Colonic interposition is a surgical procedure that replaces a section of your child’s damaged or otherwise underdeveloped esophagus with tissue from their colon (large intestine). The surgeon removes a section of the colon to reconnect the remaining esophagus to allow your child to swallow. Surgeons commonly use the colonic interposition procedure or a gastric pull-up procedure to repair the damaged esophagus.
What Is Colonic Interposition?
Colonic interposition is a technique that uses a section of your child’s colon to replace the damaged section of their esophagus. Your child’s colon and esophagus are studied closely to identify the best section of the colon to connect the remaining esophagus and stomach. At the end of the procedure, your child’s entire digestive system is reconnected to allow for proper digestion.

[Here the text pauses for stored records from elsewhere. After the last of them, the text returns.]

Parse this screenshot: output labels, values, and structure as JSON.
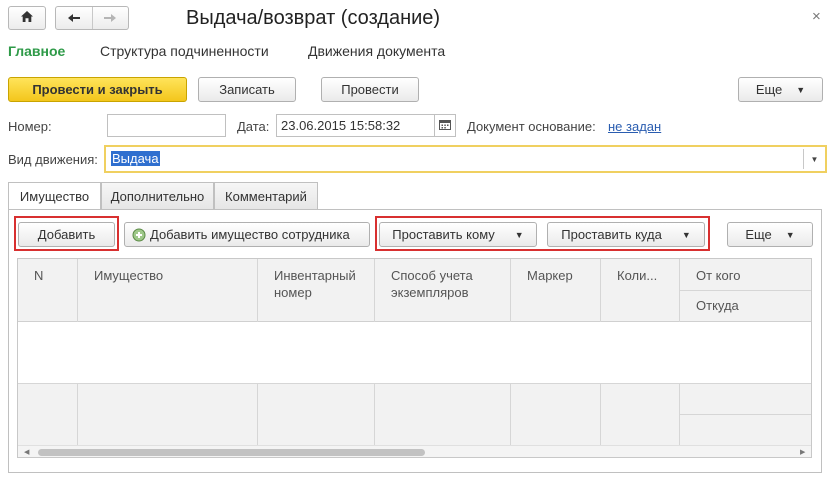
{
  "window": {
    "title": "Выдача/возврат (создание)",
    "close_glyph": "×"
  },
  "icons": {
    "home": "home-icon",
    "back": "arrow-left-icon",
    "forward": "arrow-right-icon",
    "calendar": "calendar-icon",
    "add_person": "add-employee-property-icon"
  },
  "nav_tabs": [
    {
      "label": "Главное",
      "active": true
    },
    {
      "label": "Структура подчиненности",
      "active": false
    },
    {
      "label": "Движения документа",
      "active": false
    }
  ],
  "toolbar": {
    "post_close": "Провести и закрыть",
    "save": "Записать",
    "post": "Провести",
    "more": "Еще"
  },
  "form": {
    "number_label": "Номер:",
    "number_value": "",
    "date_label": "Дата:",
    "date_value": "23.06.2015 15:58:32",
    "basis_label": "Документ основание:",
    "basis_link": "не задан",
    "movement_label": "Вид движения:",
    "movement_value": "Выдача"
  },
  "page_tabs": [
    {
      "label": "Имущество",
      "active": true
    },
    {
      "label": "Дополнительно",
      "active": false
    },
    {
      "label": "Комментарий",
      "active": false
    }
  ],
  "table_toolbar": {
    "add": "Добавить",
    "add_employee_property": "Добавить имущество сотрудника",
    "set_whom": "Проставить кому",
    "set_where": "Проставить куда",
    "more": "Еще"
  },
  "table": {
    "columns": [
      "N",
      "Имущество",
      "Инвентарный номер",
      "Способ учета экземпляров",
      "Маркер",
      "Коли...",
      "От кого"
    ],
    "subcolumn": "Откуда",
    "rows": []
  },
  "colors": {
    "accent_green": "#2e9a48",
    "primary_yellow": "#f3c61c",
    "highlight_red": "#d83030",
    "link_blue": "#2a5db0",
    "selection_blue": "#2f6fcf"
  }
}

Conditions Requiring Colonic Interposition
A variety of conditions may require a colonic interposition procedure, particularly in infants and children. Colonic interposition is most often used following the surgical removal of a section of the esophagus (esophagectomy).
Your child may require colonic interposition due to:
- Ingestion of a toxic or corrosive substance, called caustic ingestion
- Improper formation of the esophagus at birth, as in Tracheoesophageal Fistula (TEF) and/or Esophageal Atresia (EA)
How Does the Procedure Work?
During the operation, a section of your child’s colon is removed. This living tissue is called the colon graft. The graft is used to reconnect the remaining esophagus and stomach. The length of colon segment varies based upon your child’s specific situation.
The video below shows 3D animation of the colonic interposition procedure.
Preparing for Surgery
Your surgeon and nurses will provide specific instructions based upon details of your child’s operation. These instructions will include information about eating, drinking or g-tube feeds prior to surgery and when to arrive at the hospital if you are not already admitted. Your doctor or nurse will ask about your child’s medications and will let you know if you need to withhold these medications for a short time before surgery.
You, your child and other family members may be scared about the surgery. This is completely normal. Please share concerns with doctors and nurses. Also, Child Life representatives have assembled tips and resources to help you prepare for your visit so that you and your child are as comfortable as possible.
If you are traveling to Cincinnati for surgery, our Guest Services representatives are happy to assist in planning your stay. If you are traveling internationally, our International Patient Care team is ready to assist you.
Possible Risks and Complications of Surgery
As with any surgical procedure, there are possible complications. Potential risks include:
- Trouble swallowing
- Weight loss
- Gastrointestinal reflux
- Narrowing of the esophagus
Some complications may require additional treatment and/or surgery.
Your surgeon will provide specific instructions during your child’s recovery period.
Initial recovery from colonic interposition lasts about two months, including a hospital stay of 10 to 21 days.
Typically, your child will receive intravenous (IV) nutrition for the first five to seven days after the operation. Your child may then be allowed to have liquids by mouth or tube feedings may be started. Your child should also use a pillow to raise the head while sleeping. This will prevent stomach acid from moving upward into the esophagus.
Within the first weeks after surgery, your child may have some trouble swallowing, feel full more quickly, and may have episodes of diarrhea and fatigue. These side effects lessen over time as your child’s body adapts.
The doctor will continue to monitor your child’s condition in the following weeks and months. This monitoring will include office visits and endoscopies in the operating room. Depending on your child’s progress, you may need to see your doctor for follow-up visits in coming years.